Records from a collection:
::::

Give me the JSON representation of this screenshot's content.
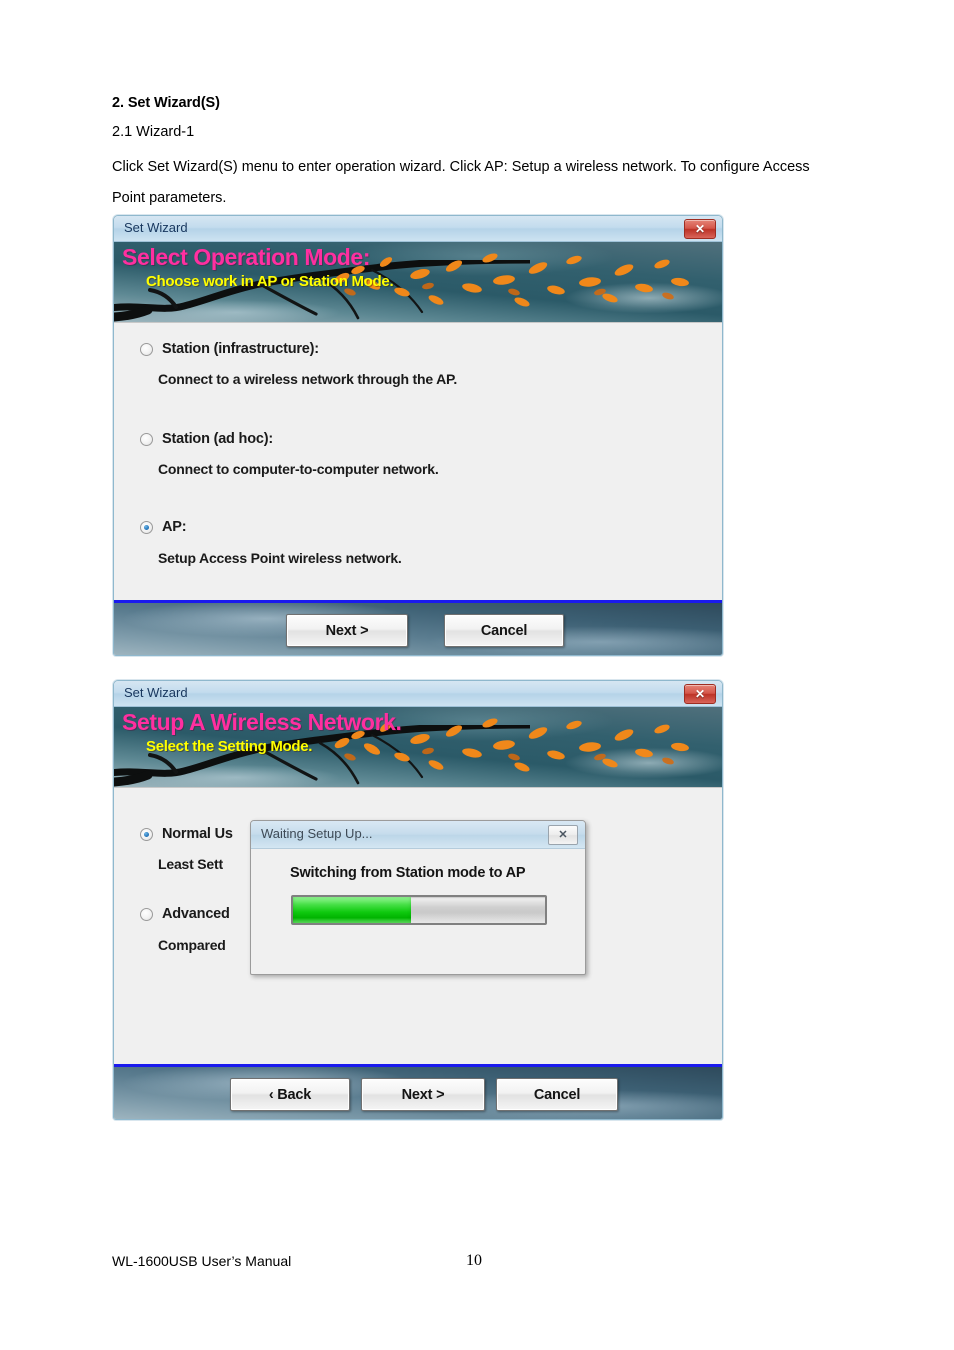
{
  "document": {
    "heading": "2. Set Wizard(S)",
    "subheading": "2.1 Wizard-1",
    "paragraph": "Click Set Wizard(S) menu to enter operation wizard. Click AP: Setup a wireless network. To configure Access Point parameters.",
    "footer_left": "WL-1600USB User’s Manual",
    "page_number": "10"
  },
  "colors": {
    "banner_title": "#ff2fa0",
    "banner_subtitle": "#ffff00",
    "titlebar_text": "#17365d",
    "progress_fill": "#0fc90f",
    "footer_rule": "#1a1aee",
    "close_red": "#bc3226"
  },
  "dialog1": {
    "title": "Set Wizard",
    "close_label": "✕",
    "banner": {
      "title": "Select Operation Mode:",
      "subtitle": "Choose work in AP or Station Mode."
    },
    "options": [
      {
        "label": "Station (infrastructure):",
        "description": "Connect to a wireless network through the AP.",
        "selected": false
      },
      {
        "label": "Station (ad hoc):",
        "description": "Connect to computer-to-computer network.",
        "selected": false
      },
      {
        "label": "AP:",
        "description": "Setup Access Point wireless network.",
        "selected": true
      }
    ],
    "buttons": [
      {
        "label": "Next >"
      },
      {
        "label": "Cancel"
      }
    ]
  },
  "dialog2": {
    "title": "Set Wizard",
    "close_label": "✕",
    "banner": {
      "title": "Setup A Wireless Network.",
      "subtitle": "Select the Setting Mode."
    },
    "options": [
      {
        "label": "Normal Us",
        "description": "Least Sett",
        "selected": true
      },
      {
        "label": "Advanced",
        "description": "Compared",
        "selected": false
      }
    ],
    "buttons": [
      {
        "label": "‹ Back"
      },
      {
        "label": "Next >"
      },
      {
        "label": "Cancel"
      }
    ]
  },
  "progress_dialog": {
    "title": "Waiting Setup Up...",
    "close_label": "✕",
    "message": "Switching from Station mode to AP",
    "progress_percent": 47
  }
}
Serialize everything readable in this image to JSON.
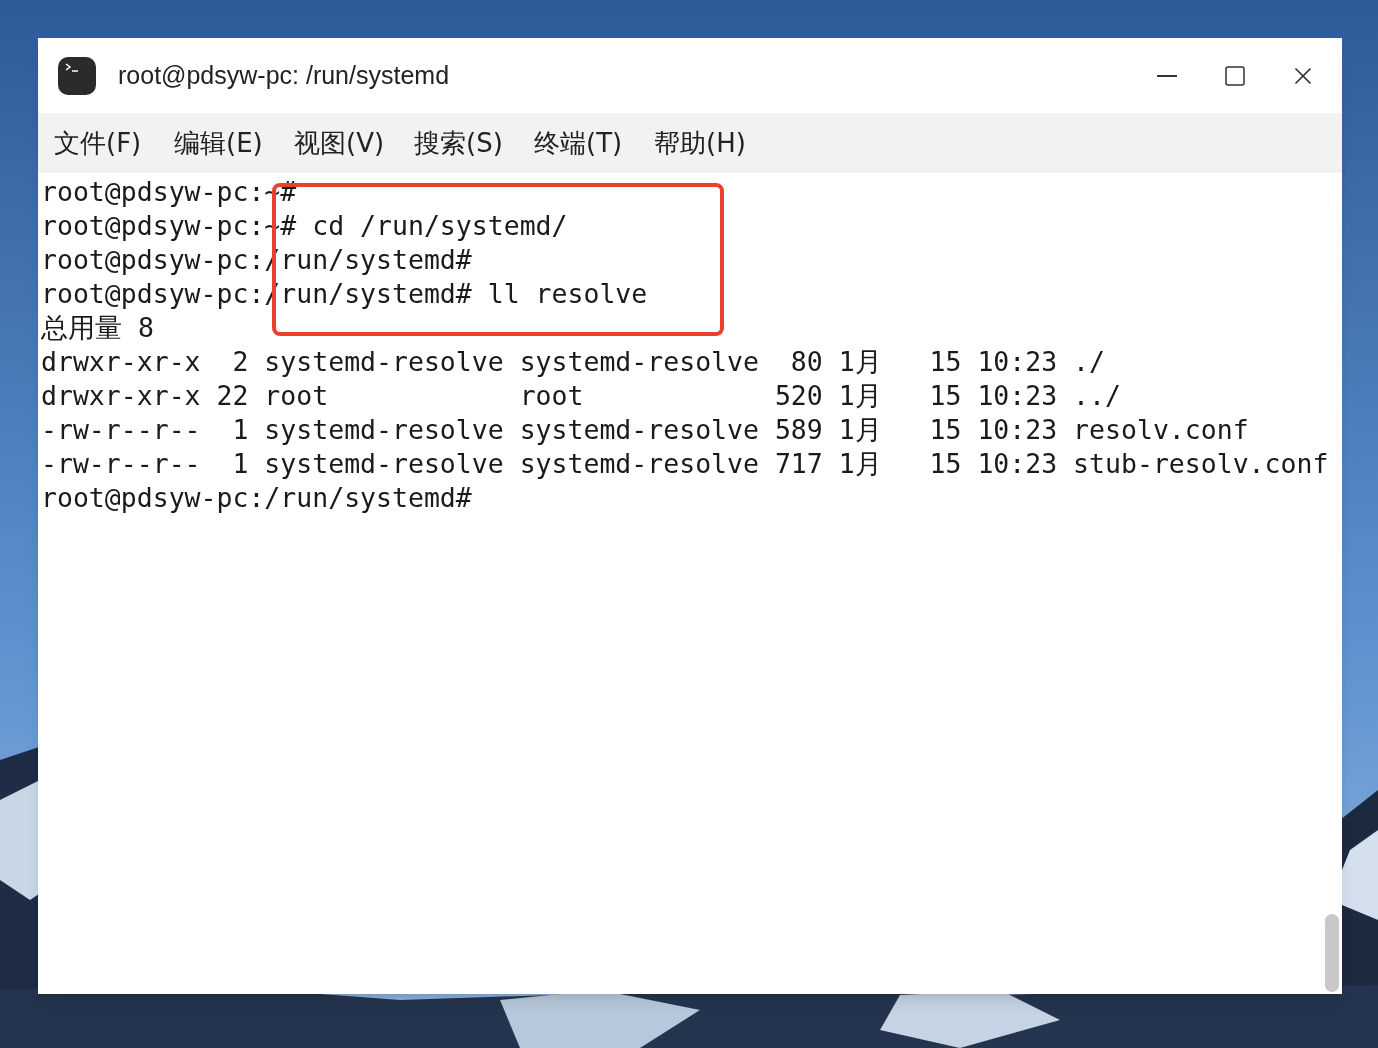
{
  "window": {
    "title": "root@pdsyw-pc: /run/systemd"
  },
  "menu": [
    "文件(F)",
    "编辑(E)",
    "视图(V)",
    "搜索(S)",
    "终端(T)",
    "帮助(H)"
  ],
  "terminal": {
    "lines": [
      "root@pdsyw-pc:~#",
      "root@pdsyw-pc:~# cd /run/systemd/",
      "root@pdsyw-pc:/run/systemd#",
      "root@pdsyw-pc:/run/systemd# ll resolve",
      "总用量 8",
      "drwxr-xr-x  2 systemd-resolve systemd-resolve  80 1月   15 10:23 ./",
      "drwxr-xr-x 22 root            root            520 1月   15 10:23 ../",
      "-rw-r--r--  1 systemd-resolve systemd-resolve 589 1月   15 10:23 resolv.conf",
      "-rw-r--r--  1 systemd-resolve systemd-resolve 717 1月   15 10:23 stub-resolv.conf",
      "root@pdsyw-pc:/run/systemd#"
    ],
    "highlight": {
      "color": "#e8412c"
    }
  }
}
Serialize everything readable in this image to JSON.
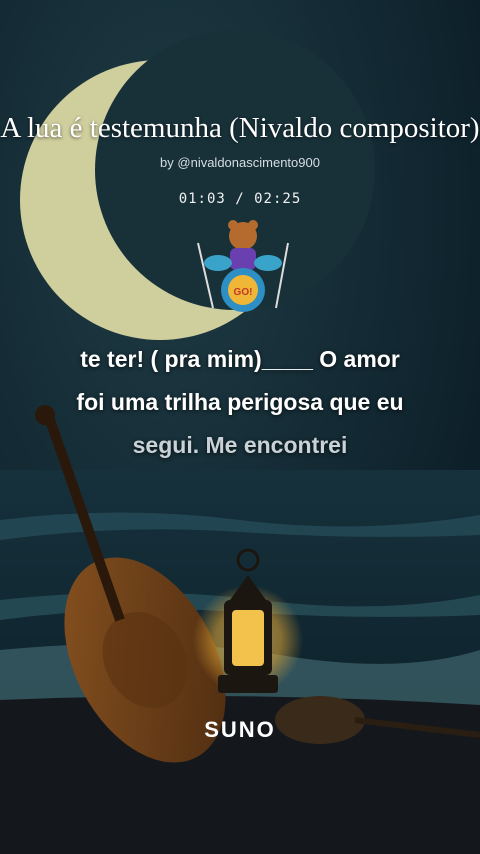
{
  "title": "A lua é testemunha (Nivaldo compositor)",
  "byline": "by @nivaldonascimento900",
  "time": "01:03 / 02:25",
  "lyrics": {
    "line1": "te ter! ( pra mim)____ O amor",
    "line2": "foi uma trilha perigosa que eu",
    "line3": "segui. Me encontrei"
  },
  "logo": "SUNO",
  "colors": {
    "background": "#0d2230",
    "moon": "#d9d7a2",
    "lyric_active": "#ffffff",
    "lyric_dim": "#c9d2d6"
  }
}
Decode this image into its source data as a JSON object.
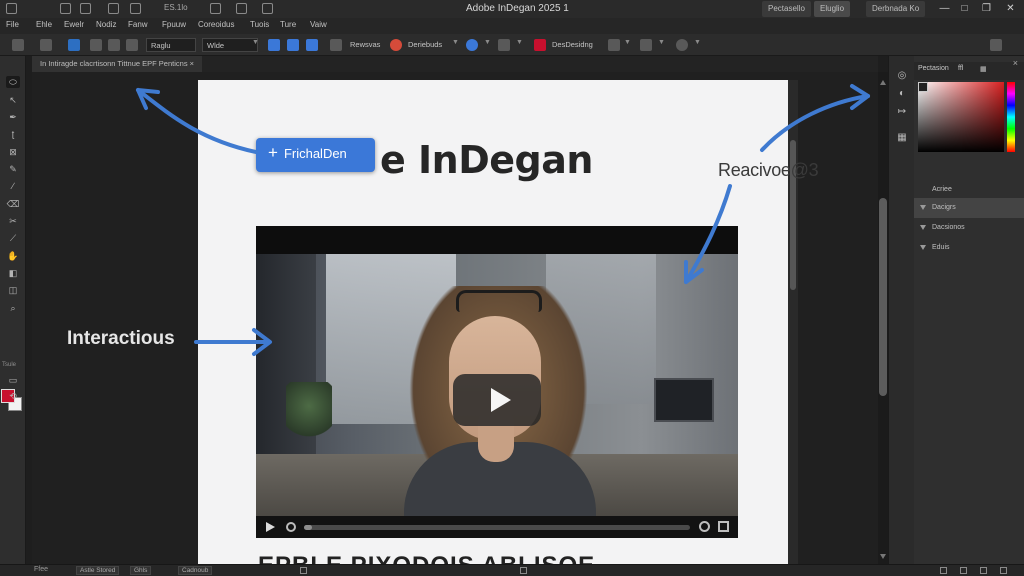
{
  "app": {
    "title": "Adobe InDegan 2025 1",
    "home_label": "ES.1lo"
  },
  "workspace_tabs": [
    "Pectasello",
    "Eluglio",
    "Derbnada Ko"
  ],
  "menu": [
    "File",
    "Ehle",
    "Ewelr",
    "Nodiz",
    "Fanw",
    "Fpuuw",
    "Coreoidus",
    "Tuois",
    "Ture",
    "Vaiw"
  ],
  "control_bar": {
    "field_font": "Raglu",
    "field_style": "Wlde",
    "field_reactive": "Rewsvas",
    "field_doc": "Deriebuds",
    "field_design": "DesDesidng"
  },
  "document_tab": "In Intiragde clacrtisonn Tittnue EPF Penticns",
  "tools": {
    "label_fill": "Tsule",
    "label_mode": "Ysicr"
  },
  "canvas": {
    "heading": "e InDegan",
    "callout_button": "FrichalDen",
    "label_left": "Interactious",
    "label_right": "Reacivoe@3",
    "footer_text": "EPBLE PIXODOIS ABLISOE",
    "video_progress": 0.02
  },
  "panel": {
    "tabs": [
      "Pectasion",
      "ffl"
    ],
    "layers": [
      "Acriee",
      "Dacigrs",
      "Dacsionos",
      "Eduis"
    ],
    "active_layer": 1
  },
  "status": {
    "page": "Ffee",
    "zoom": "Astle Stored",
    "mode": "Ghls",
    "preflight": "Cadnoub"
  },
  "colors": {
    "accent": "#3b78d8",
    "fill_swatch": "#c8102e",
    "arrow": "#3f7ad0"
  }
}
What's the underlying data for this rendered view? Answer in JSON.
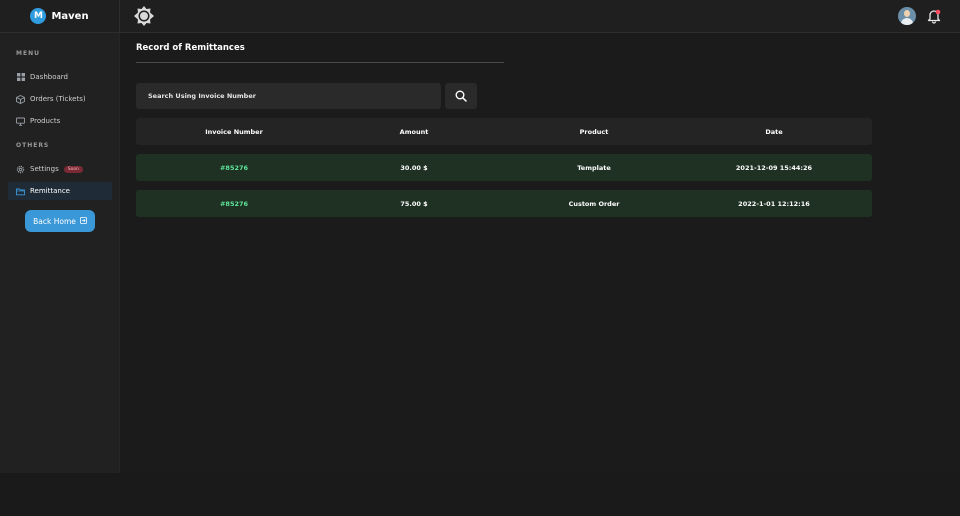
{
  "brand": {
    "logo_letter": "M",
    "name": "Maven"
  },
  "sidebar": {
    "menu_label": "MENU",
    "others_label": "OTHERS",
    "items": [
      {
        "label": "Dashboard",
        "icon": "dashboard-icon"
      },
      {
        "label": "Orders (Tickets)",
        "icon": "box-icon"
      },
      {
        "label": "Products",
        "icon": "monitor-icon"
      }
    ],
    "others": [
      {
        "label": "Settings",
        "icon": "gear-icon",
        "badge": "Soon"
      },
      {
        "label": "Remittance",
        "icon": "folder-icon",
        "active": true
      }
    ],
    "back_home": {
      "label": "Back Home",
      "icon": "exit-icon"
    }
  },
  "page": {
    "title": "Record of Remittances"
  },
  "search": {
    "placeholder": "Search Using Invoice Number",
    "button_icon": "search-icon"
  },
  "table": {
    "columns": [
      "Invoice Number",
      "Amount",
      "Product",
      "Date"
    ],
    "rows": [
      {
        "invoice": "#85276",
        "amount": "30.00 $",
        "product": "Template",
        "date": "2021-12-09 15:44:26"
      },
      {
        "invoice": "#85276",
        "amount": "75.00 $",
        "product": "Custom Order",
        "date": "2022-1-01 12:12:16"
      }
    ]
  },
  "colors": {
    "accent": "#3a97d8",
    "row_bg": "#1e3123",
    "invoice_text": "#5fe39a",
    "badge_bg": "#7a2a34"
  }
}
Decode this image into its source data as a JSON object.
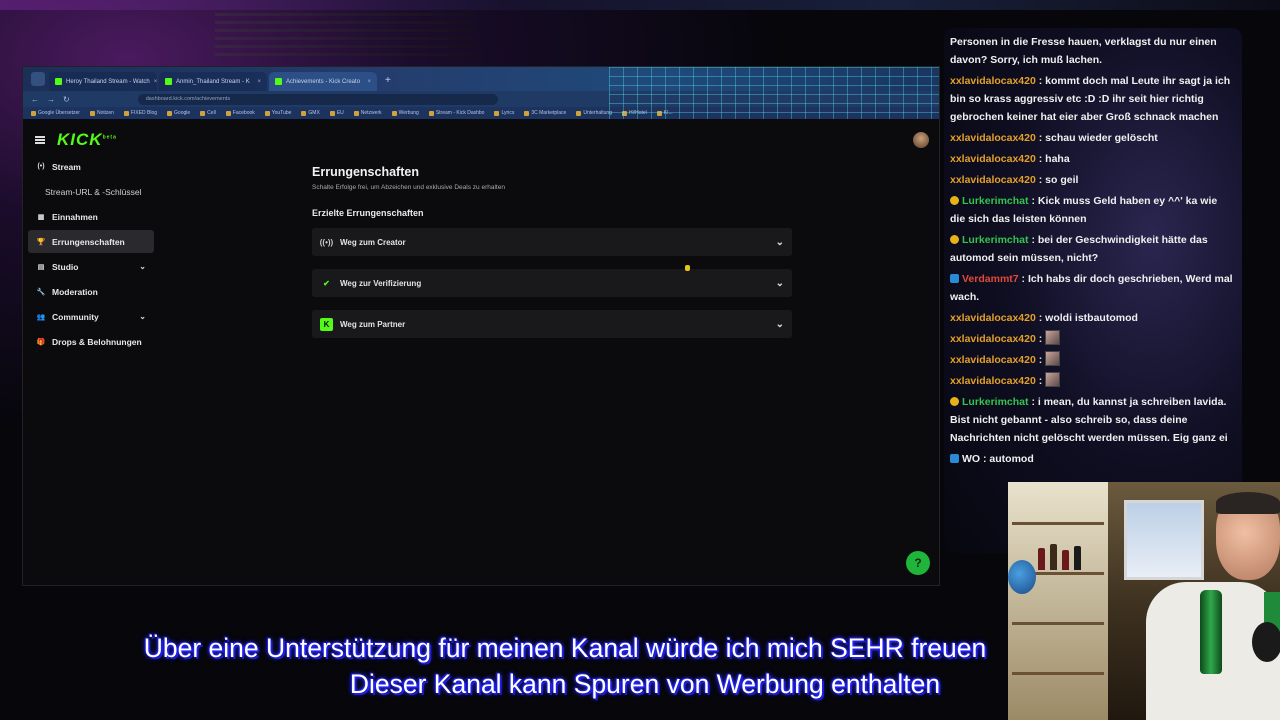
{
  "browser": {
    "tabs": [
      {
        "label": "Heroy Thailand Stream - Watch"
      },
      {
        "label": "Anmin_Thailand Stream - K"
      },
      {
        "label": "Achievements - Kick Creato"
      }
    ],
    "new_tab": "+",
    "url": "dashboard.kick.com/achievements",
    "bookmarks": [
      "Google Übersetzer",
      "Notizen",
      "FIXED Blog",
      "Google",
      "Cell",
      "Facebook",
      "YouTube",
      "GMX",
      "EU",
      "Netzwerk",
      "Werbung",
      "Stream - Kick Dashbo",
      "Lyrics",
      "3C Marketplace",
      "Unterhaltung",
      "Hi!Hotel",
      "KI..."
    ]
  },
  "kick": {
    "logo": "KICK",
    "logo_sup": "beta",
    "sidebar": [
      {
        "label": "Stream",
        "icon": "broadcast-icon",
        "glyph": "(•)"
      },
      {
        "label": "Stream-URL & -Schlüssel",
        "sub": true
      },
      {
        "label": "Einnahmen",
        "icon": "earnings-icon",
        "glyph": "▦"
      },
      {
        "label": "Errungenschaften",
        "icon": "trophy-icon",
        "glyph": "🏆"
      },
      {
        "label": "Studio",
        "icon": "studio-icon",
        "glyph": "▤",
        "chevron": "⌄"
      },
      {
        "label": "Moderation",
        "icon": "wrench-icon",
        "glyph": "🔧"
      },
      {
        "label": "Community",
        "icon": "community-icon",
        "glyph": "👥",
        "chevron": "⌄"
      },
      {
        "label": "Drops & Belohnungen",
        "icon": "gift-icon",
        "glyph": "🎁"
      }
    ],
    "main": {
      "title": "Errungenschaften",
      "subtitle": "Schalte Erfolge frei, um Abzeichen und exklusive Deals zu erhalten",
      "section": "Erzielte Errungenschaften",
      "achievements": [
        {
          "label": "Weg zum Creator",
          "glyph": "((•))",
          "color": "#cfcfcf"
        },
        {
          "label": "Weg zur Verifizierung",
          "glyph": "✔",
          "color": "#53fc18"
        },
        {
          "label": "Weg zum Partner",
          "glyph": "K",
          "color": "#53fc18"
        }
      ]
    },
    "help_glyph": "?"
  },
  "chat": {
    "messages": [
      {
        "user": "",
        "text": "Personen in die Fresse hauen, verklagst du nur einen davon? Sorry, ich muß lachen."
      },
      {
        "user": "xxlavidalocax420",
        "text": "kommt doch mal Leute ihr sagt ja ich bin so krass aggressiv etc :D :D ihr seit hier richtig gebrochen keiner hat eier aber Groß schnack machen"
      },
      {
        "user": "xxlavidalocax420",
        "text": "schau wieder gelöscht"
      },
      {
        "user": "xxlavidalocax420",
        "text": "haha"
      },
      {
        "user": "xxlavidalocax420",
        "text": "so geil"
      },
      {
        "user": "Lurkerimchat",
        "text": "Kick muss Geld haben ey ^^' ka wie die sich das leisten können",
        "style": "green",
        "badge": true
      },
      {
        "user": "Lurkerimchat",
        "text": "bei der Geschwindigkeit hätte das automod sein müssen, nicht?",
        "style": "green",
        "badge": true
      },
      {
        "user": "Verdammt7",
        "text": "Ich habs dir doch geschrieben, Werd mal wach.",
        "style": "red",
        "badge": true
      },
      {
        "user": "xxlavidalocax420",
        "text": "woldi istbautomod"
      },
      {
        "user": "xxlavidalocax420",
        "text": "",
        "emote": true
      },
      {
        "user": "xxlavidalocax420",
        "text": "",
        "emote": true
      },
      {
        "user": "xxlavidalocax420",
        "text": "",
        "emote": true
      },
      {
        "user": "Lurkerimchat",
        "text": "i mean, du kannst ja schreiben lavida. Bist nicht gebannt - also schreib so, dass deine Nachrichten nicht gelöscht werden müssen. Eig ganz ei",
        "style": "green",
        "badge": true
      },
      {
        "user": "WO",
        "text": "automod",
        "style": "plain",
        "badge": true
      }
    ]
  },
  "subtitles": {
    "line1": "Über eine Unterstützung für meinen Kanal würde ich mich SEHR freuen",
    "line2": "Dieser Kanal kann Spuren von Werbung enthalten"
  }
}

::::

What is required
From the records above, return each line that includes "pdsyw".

Response to this exercise
    "title": "root@pdsyw-pc: /run/systemd"
      "root@pdsyw-pc:~#",
      "root@pdsyw-pc:~# cd /run/systemd/",
      "root@pdsyw-pc:/run/systemd#",
      "root@pdsyw-pc:/run/systemd# ll resolve",
      "root@pdsyw-pc:/run/systemd#"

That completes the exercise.